Raziya Sultan, who ruled the hearts along with the throne of Delhi

Raziya Sultan of Delhi

As we have been seeing in this column, extraordinarily talented Muslims, some of them geniuses indeed, have enriched the Indian subcontinent’s millennia-old civilization, in every aspect of life, particularly since the late 11th century. One name, however, stands out even in this august milieu, totally unmatched: Sultan Raziyat al-Duniya wa’l Din bint al-Sultan, known more popularly as Raziya Sultan.

Only woman to have ever adorned the throne of Delhi

What the young lady achieved, even if briefly, in her short 35 years is a stunning tale of courage and ability. Raziya Sultan is the only woman to have ever adorned the throne of Delhi, before the emergence of Independent India. She ruled the whole of the northern Indian subcontinent. From the Indus river basin on the eastern fringe of present-day Pakistan in the west to the Brahmaputra basin in the east. Her Kingdom included Bengal and almost the whole of Nepal. It extended from the southern fringe of Kashmir in the north to nearly the whole of present-day Madhya Pradesh in the south.

Long before the basic political rights of women were enshrined in constitutions of any country in the whole wide world, this young lady had proven that women have the same mettle to be heads of state, as men. And more, she had shown to the world that given proper training a woman could match any man in the bloody battlefield too.

Daughter of Iltutmish

Raziya was born to Shasmuddin Iltutmish and Turka Khatun in 1205 CE. Her father’s story is no less exceptional. Despite being born into a fairly affluent family, he was sold as a slave by his brothers. It was by sheer dint of his personal capacities, as a soldier and an administrator, that he become one of the most important rulers of the Delhi Sultanate. He reigned for a quarter of a century (1211-1236), and built hugely on the kingdom of his former master, Qutb-ud-din Aibak, the founder of the Mamluk Dynasty’s rule in India. But more importantly, Iltutmish in a sense rewrote history on his deathbed by nominating daughter Raziya, then 31, as his successor.

It certainly was no less than a revolution. But games were soon afoot. Nobles of his court, naturally an unshakable bastion of male chauvinism in keeping with the times, were livid. They just couldn’t bear the thought of being ruled by a woman. Just before Iltutmish’s death, in a huff they probably forced the Sultan to nominate one of his sons, Ruknuddin Firuz, as the next Sultan.

He turned out to be a disaster as an administrator. In what may be termed as yet another revolution, the nobles, now engaged in a whirl of palace intrigues and murders. Ultimately they were forced by Delhi’s common people to hand over the reigns of the Sultanate to Raziya. This happened after a passionate congregational speech from a mosque by Raziya.

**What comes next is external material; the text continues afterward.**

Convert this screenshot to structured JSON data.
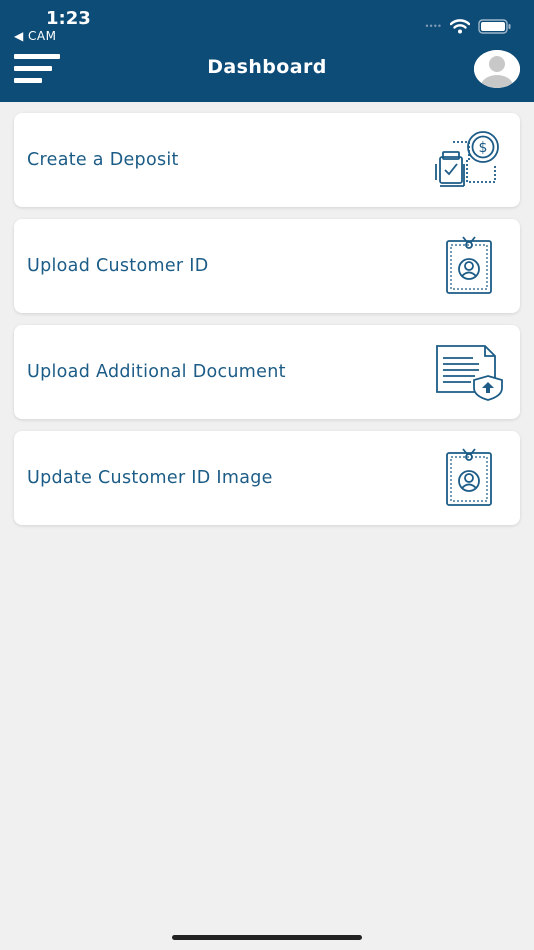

Her Sultanate

But the nobles, despite accepting her willy nilly, had hoped that in the end Raziya would be a mere puppet in their hands. This she refused to be, and in one symbolic move after another she made it clear that as long as she was on the throne, she would call the shots. The new Sultan, for example, quickly began issuing coins in her own name, and started making routine appearances before her subjects riding an elephant, dressed in a qaba, long gown, and a kulah, hat. To cut the story short, this triggered another round of intrigue against her, in which some of her most trusted nobles dethroned, imprisoned and got her killed on October 15, 1240. Thus, sadly, ended the reign and life of one India’s most courageous daughters.

A century later the great scholar and explorer, Ibn Battuta, noticed that her nondescript humble tomb in Delhi had turned into a pilgrimage for the common people. The legacy of Raziya lived on in their hearts.

 

(Written by Author and Translator Nilanjan Hajra)